**EXTRACTED RECORDS:**
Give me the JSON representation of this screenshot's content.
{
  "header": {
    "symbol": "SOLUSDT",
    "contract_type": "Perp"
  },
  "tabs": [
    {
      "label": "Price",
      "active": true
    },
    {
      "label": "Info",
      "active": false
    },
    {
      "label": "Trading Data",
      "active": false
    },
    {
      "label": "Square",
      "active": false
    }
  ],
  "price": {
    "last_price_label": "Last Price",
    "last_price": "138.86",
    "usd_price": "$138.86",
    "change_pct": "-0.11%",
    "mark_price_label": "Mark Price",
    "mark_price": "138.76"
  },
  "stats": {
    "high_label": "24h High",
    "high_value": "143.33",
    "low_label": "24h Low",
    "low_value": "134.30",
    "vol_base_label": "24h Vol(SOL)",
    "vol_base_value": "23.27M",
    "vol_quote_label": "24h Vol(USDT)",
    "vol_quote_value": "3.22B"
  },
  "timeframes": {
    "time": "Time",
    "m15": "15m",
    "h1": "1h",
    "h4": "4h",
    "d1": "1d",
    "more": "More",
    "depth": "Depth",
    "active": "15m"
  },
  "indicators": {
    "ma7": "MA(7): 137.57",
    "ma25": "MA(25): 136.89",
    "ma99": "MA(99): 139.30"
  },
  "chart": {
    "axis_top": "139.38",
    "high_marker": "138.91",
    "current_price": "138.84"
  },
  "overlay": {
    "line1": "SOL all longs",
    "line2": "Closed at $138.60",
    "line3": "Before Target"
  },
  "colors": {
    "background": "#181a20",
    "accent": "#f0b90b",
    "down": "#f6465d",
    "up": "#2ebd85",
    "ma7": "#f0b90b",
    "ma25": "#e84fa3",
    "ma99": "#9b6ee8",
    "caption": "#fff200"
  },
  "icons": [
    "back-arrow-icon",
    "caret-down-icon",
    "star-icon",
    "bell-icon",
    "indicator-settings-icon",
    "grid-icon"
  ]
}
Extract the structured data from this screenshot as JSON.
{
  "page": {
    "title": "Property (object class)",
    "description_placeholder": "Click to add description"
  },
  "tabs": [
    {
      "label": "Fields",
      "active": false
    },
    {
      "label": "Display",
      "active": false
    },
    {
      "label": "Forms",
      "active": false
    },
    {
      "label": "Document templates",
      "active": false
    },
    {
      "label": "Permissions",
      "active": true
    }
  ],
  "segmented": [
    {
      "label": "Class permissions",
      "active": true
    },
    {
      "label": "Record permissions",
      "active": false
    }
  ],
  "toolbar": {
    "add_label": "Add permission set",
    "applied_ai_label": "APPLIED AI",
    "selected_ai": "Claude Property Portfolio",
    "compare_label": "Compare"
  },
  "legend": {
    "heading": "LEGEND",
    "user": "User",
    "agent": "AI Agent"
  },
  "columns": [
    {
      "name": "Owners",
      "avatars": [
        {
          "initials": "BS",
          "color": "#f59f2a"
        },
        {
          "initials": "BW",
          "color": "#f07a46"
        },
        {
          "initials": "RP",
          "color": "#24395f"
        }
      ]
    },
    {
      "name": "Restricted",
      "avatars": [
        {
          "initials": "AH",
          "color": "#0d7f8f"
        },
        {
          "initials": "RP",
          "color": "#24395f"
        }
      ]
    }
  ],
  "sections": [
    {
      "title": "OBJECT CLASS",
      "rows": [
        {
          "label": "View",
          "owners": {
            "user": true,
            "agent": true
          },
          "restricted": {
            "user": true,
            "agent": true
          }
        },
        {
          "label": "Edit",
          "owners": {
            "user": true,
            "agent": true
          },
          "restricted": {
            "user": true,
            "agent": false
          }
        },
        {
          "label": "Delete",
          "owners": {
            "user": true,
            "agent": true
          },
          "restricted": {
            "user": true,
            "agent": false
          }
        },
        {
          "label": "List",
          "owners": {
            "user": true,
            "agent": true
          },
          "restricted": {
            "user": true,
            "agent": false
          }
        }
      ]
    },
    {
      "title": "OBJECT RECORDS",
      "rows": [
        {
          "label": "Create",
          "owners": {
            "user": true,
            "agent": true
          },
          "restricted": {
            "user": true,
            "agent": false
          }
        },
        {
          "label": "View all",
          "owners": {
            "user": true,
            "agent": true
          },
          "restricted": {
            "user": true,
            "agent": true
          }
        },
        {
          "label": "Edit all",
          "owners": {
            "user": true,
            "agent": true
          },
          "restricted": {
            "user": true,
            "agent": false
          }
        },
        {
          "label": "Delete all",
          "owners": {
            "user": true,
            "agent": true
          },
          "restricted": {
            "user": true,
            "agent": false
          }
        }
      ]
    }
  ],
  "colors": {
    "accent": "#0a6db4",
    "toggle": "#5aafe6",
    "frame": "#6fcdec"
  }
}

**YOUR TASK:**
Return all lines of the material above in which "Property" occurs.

**EXPECTED ANSWER:**
    "title": "Property (object class)",
    "selected_ai": "Claude Property Portfolio",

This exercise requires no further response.